The right of life and personal liberty is not a provision enacting a Fundamental right and the attempt of the Court should always be to expand the reach and ambit of the Fundamental Rights rather than to attenuate its meaning and content. The fundamental right to life is the most precious human right and should hence be interpreted in an expansive spirit that will intensify its significance by enhancing the dignity and worth of and individual and his life.

 The Court went to the extent of analyzing the meaning of ‘life’ to determine what entails the right to life. The Court recommended it to be not merely restricted to animal existence but meaning more than just physical survival. It is inclusive of all those limbs and faculties by which life is enjoyed[4]. The Court considered even partial damage to such limb or faculty as a deprivation, whether it be permanent or temporary or continuing. It also held that the right to life includes the right to live with human dignity and to fulfil the bare necessities of life.  It includes within itself the right to carry on such functions and activities as constituting the bare minimum expression of the human-self. From this interpretation, the right to protection against torture or cruel, inhuman or degrading treatment which is enunciated in Article 5 of the Universal Declaration of Human Rights and also guaranteed by Article 7 of the International Covenant on Civil and Political Rights is implicit in Article 21 of the Constitution. This undeniable right can only be abridged according to the procedure established by law and therefore a detenu cannot move freely outside the jail however would be entitled to have interviews with family members and friends and no procedure curtailing this right can stand the test of reasonable, fair and just under Article 14 and 21.  It was fairly pointed that when an under-trial prisoner is granted the facility of interviews with relatives and friends twice in a week under Rule 559A and a convicted prisoner is permitted to have interviews with his relatives and friends once in a week under Rule 550, it cannot be reasonably justified to restrict the same facility to a detenu. The restrictions enlisted in S. 3(b) (i) and (ii) cannot be held to be valid. These rights form an indispensable part of the right to live with human dignity and this right cannot be deprived of or be interfered with.   

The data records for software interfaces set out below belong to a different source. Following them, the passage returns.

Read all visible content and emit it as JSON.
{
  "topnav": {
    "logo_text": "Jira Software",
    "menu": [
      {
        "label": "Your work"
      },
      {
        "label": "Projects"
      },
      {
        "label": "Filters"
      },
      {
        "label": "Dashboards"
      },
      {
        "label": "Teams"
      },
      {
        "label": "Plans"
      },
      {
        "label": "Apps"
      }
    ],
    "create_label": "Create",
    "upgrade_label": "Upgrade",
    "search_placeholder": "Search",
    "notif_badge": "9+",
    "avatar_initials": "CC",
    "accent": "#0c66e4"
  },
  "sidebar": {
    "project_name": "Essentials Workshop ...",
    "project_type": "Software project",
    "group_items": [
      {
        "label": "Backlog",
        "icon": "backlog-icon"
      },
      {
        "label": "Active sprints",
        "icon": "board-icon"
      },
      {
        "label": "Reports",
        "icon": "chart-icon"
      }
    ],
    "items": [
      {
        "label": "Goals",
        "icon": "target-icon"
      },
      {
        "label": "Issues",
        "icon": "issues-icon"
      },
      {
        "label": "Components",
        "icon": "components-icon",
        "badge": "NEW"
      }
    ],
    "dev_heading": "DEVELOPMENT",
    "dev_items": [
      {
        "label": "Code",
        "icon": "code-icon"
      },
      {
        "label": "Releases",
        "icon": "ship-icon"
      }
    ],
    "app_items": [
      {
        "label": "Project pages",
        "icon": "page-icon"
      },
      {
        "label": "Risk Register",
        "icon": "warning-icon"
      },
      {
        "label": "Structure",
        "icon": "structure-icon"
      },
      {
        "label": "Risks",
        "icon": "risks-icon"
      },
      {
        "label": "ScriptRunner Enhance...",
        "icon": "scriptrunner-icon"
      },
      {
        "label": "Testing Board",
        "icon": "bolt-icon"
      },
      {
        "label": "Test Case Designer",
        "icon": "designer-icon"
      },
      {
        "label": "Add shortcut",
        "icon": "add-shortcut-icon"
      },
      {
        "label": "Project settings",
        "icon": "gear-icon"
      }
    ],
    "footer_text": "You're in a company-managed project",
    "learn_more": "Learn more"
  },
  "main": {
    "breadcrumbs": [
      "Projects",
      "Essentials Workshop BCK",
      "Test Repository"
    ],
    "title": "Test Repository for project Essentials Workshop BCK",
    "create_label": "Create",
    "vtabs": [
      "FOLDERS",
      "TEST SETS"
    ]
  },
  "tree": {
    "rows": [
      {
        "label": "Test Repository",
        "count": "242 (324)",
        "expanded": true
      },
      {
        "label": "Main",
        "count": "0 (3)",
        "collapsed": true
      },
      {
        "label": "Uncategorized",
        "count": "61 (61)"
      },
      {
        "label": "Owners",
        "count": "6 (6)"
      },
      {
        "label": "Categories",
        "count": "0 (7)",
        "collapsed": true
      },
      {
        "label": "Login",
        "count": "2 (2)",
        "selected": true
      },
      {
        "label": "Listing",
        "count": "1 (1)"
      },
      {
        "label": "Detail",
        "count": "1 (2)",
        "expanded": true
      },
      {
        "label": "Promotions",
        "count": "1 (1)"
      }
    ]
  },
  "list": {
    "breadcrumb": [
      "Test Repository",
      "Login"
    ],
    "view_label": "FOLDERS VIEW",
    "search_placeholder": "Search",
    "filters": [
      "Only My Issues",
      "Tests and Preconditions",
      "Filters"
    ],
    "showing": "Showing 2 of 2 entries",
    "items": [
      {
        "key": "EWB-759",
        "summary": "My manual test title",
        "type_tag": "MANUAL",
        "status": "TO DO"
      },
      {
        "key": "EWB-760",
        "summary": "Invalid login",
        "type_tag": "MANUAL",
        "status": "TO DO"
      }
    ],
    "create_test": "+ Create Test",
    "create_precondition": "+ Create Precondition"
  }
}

Principles discussed

  • The difference between preventive detention and punitive detention is established.
  • The meaning of life not delimited to animal existence but is inclusive of the right to live with human dignity and to avail the bare necessities of life.

Edited by Parul Soni

Approved & Published – Sakshi Raje


[1]Maneka Gandhi v. Union of India, 1978 AIR 597.

[2] Sampat Prakash v. State of Jammu & Kashmir, 1970 AIR 1118.

[3]D. B. Patnaik v. State of Andhra Pradesh, 1974 AIR 2092.

[4]Kharak Singh v. State of Uttar Pradesh, 1963 AIR 1295.

Advaita Kapoor.
I am Advaita, a 2nd Year Student pursuing B.A., LL. B., (Hons.) from Hidayatullah National Law University, Raipur. Being a law aspirant, my interests lie in Corporate Law and Public International Law. I consider myself to be a scholar when it comes to academics however my interests also lie outside it. I keep myself busy by taking part in many extra-curricular activities such as Moot Court Competitions, dancing, debating and public speaking. I like readings fictions and not to shy away but I am also inclined towards watching TV Series and Movies whenever I get the time. Also, not to forget, I am a huge puppy-lover.